This case is not published in a printed volume and its disposition appears in a table in the reporter.
Law Office of Paul J. Hyams, PLLC, For Defendant: Frankel Abrams, Esqs.
By: Sandor Frankel, Esq. and Sharp Associates, Esqs.
Michael D. Stallman, J.
Plaintiff moves pursuant to CPLR 3213 and CPLR Article 53 to recognize and enforce an Australian money judgment for attorneys' fees and litigation expenses.
Defendant had sued plaintiff in Australia for property damage. Even though defendant won at trial, the Australian court awarded plaintiff attorneys' fees and expenses because plaintiff had offered defendant a pre-trial monetary settlement that exceeded what defendant proved at trial. Although the trial verdict was several hundred Australian dollars less than the settlement offer, the Australian court awarded plaintiff, the ostensible loser at trial, nearly fifteen times more than what defendant, the ostensible winner, had proven at trial. That anomaly raises important questions of comity and public policy.
Defendant, currently a New York resident, bought a racing sailboat in 2000 while residing in Australia.
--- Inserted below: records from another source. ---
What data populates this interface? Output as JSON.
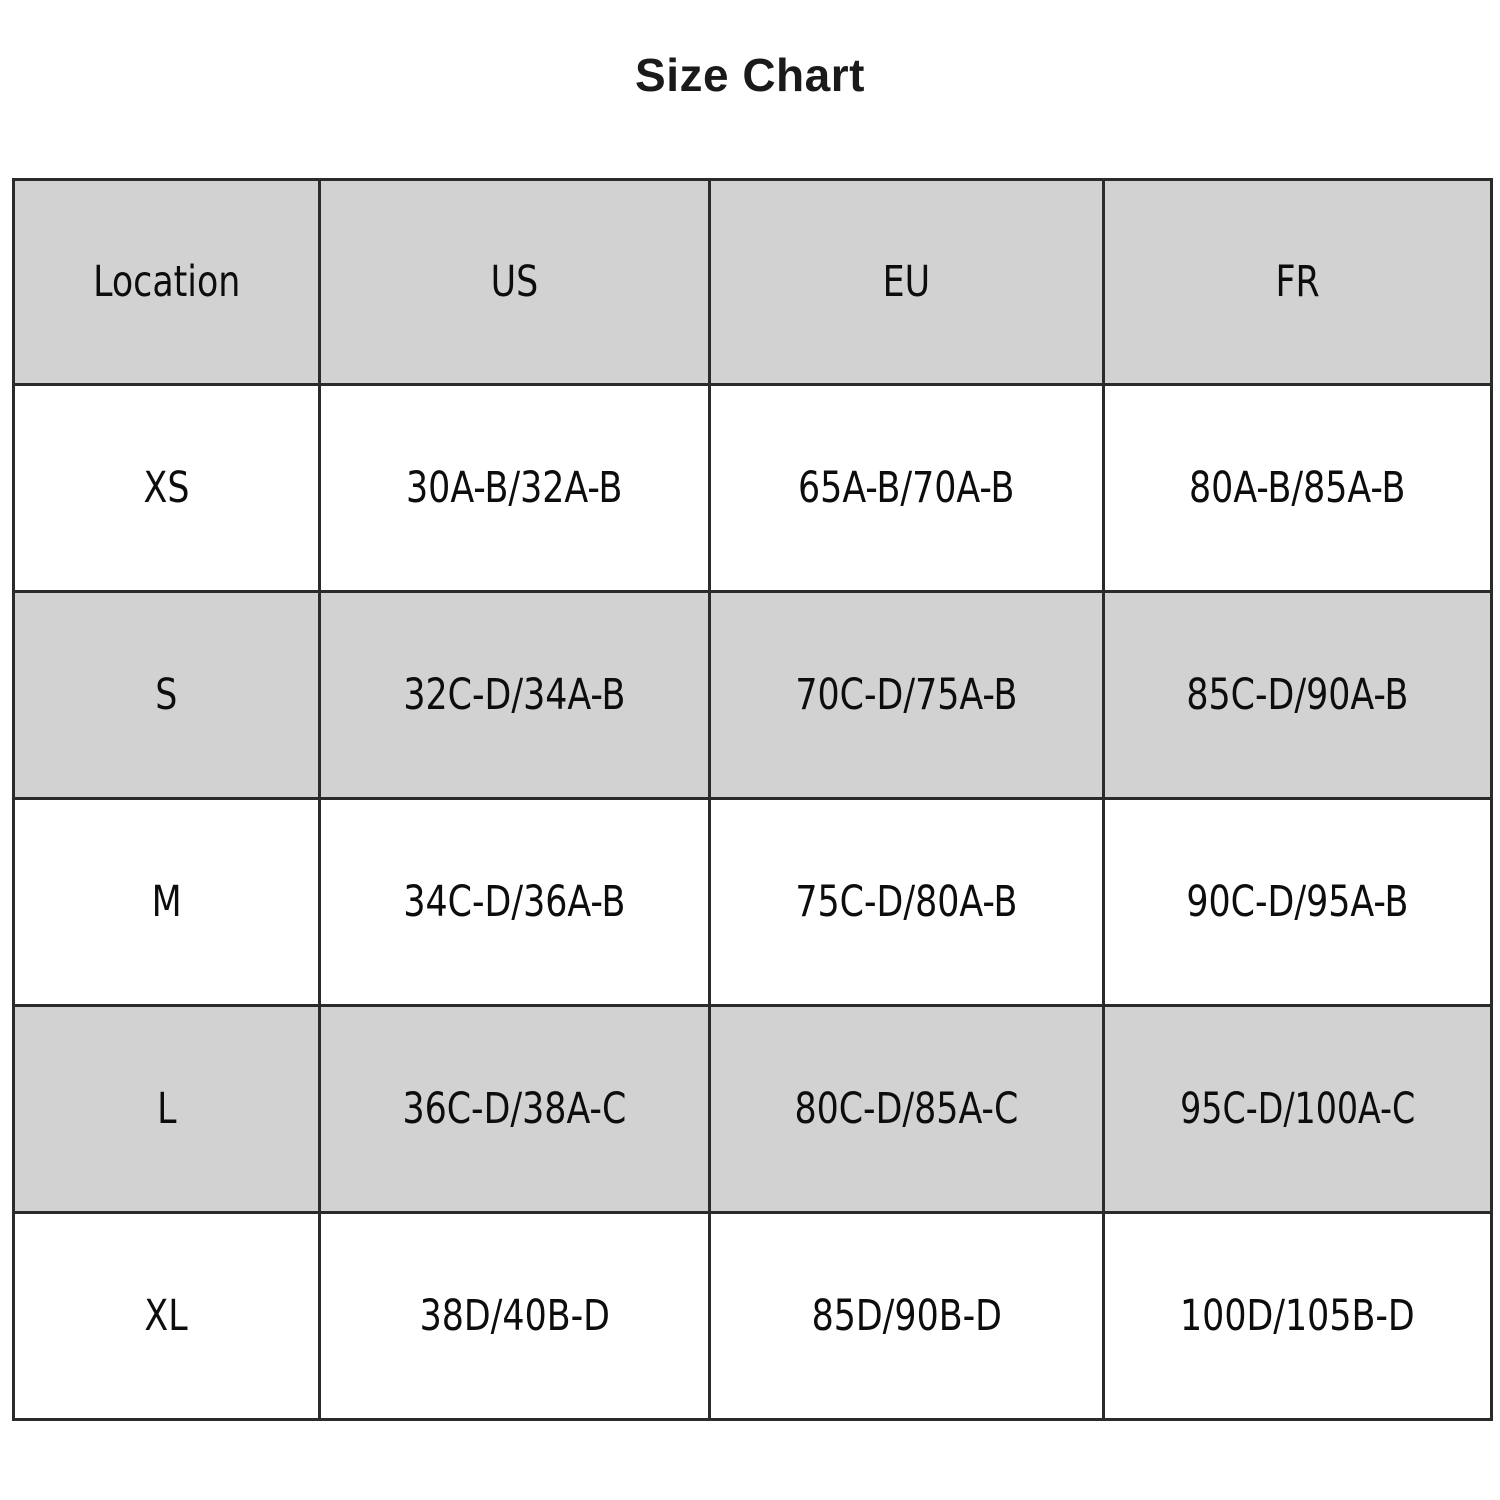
{
  "title": "Size Chart",
  "table": {
    "columns": [
      "Location",
      "US",
      "EU",
      "FR"
    ],
    "rows": [
      {
        "location": "XS",
        "us": "30A-B/32A-B",
        "eu": "65A-B/70A-B",
        "fr": "80A-B/85A-B"
      },
      {
        "location": "S",
        "us": "32C-D/34A-B",
        "eu": "70C-D/75A-B",
        "fr": "85C-D/90A-B"
      },
      {
        "location": "M",
        "us": "34C-D/36A-B",
        "eu": "75C-D/80A-B",
        "fr": "90C-D/95A-B"
      },
      {
        "location": "L",
        "us": "36C-D/38A-C",
        "eu": "80C-D/85A-C",
        "fr": "95C-D/100A-C"
      },
      {
        "location": "XL",
        "us": "38D/40B-D",
        "eu": "85D/90B-D",
        "fr": "100D/105B-D"
      }
    ]
  },
  "colors": {
    "shaded_row": "#d2d2d2",
    "border": "#2b2b2b",
    "text": "#0d0d0d",
    "background": "#ffffff"
  }
}
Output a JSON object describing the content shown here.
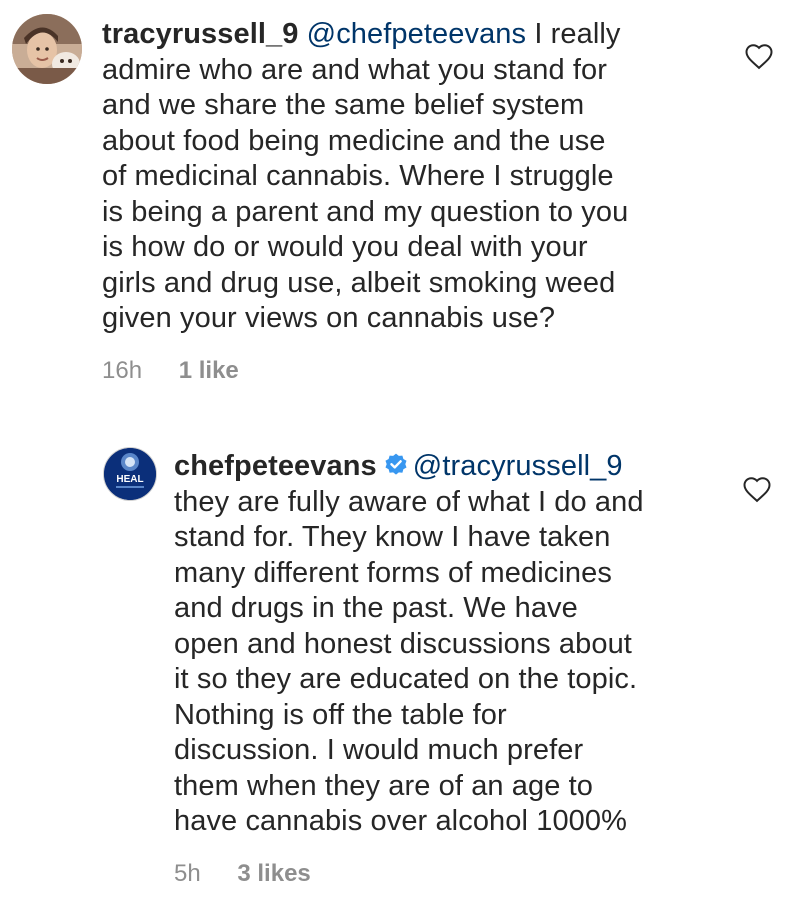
{
  "comments": [
    {
      "username": "tracyrussell_9",
      "mention": "@chefpeteevans",
      "first_line_rest": "I really",
      "lines": [
        "admire who are and what you stand for",
        "and we share the same belief system",
        "about food being medicine and the use",
        "of medicinal cannabis. Where I struggle",
        "is being a parent and my question to you",
        "is how do or would you deal with your",
        "girls and drug use, albeit smoking weed",
        "given your views on cannabis use?"
      ],
      "time": "16h",
      "likes": "1 like"
    },
    {
      "username": "chefpeteevans",
      "mention": "@tracyrussell_9",
      "avatar_text": "HEAL",
      "lines": [
        "they are fully aware of what I do and",
        "stand for.  They know I have taken",
        "many different forms of medicines",
        "and drugs in the past.  We have",
        "open and honest discussions about",
        "it so they are educated on the topic.",
        "Nothing is off the table for",
        "discussion.  I would much prefer",
        "them when they are of an age to",
        "have cannabis over alcohol 1000%"
      ],
      "time": "5h",
      "likes": "3 likes"
    }
  ],
  "icons": {
    "heart": "heart-outline-icon",
    "verified": "verified-badge-icon"
  },
  "colors": {
    "text": "#262626",
    "mention": "#003569",
    "meta": "#8e8e8e",
    "verified": "#3897f0",
    "heal_avatar": "#0b2f7a"
  }
}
She contracted with plaintiff, an Australian transportation company, to arrange for the shipping of the boat to her in the United States. Defendant received the boat in the United States on June 30, 2001, but realized after it was uncrated that it had been damaged in transit. She sued plaintiff and others in Australia for the damage. In June 2003, as part of the pre-trial proceedings in Australia, plaintiff offered defendant a AU $7,000 settlement but defendant, seeking to do better at trial, turned it down. In August 2004, defendant won AU $6,035 from plaintiff after trial. (Plaintiff's moving Aff. Exh A, Judgment/Order 4 Aug. 2004). However, in accordance with Australian law, the trial judgment also provided that, because defendant's trial award was less than the settlement offer defendant rejected, defendant was responsible for plaintiff's costs including attorney's fees from June 2003 ( Id .) After an ancillary proceeding in which plaintiff proved the amount of litigation costs, a reviewing court adjudged plaintiff's costs to be AU $89,247.53 (id., exhibit B). It is that net judgment amount minus the amount of defendant's entitlement a net of AU $83,212.53 converted without objection to $69,374.28 in U.S. currency which plaintiff now seeks to enforce against defendant by having the court convert it to a New York judgment.
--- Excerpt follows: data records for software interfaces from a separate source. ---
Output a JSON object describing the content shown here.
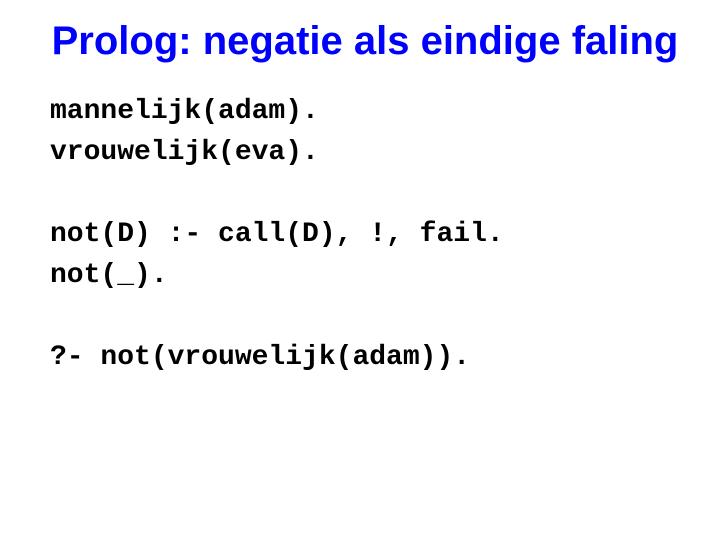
{
  "title": "Prolog: negatie als eindige faling",
  "code": {
    "facts": "mannelijk(adam).\nvrouwelijk(eva).",
    "rules": "not(D) :- call(D), !, fail.\nnot(_).",
    "query": "?- not(vrouwelijk(adam))."
  }
}
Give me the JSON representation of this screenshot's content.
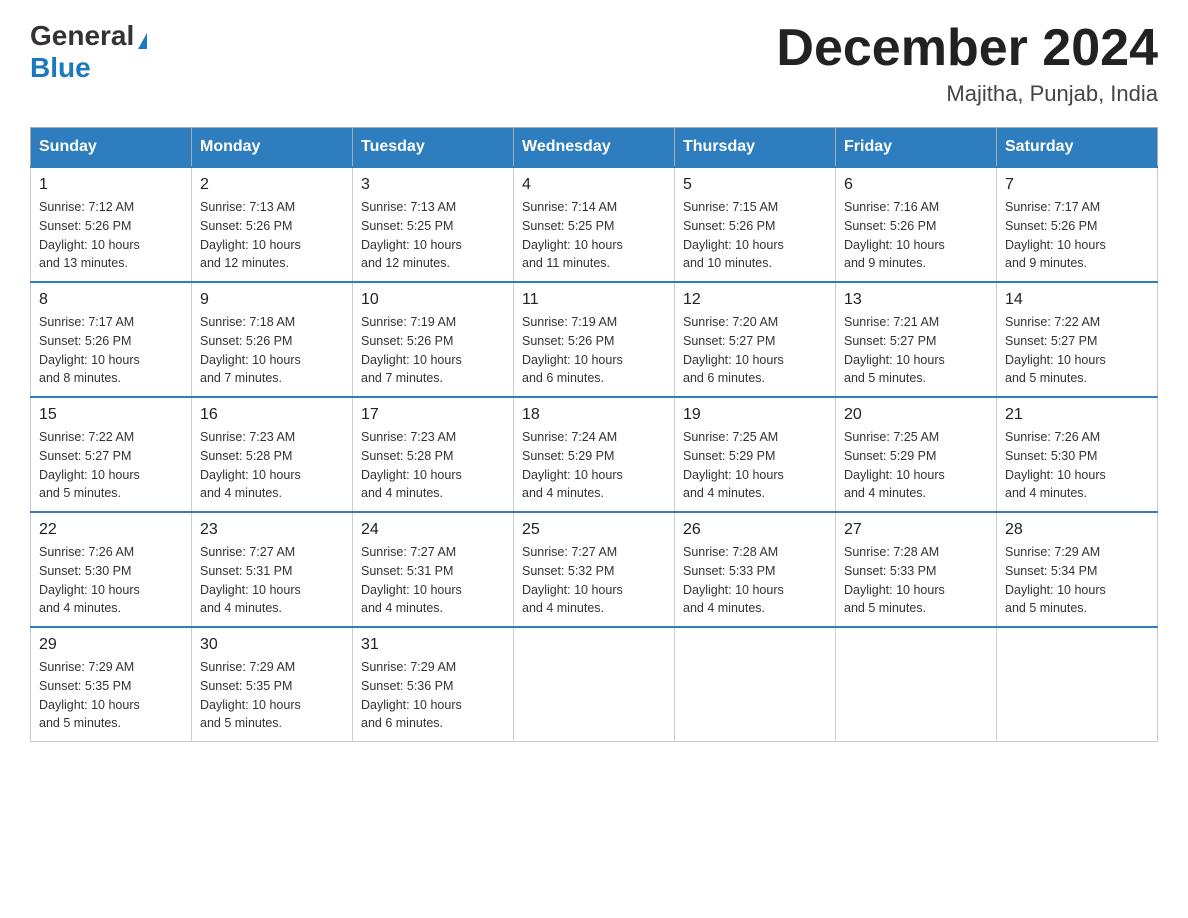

Under CPLR 5303 a conclusive judgment from a foreign country which meets the requirements of CPLR 5302 is enforceable in New York unless one of the factors set forth by CPLR 5304 applies. At issue here is whether plaintiff's judgment is incompatible "with the requirements of due process of law" (CPLR 5304(a)), in which case the New York court must reject the judgment, or "repugnant to the public policy of this state" (CPLR 5304(b)), in which case the court has the discretion to deny recognition.
In opposition to plaintiff's motion, defendant argues that the Australian judgment should not be recognized in New York because it offends due process of law and the public policy of this state to have defendant, the prevailing party in her suit against plaintiff, emerge from the litigation owing plaintiff nearly fifteen times the amount of her recovery.
On this motion, plaintiff "bears the burden of proving that no mandatory basis for non-recognition pursuant to CPLR 5304(a) exists" ( Dresdner Bank AG v. Haque, 161 F.Supp.2d 259, 263 [SDNY 2001]). However, that burden is not onerous.
"CPLR 5304(a)(1) does not demand that the foreign tribunal's procedures exactly match those of New York. Rather, the statute is satisfied if the foreign court's procedures are compatible with the requirements of due process of law" ( CIBC Mellon Trust Co. v. Mora Hotel Corp. N.V.,100 N.Y.2d 215, 222 , cert den 540 U.S. 948 ). "[I]t is well established that mere divergence from American procedure does not render a foreign judgment unenforceable.... Under New York law, foreign decrees and proceedings will be given respect even if the result under the foreign proceeding would be different than under American law" ( Pariente v. Scott Meredith Literary Agency, ...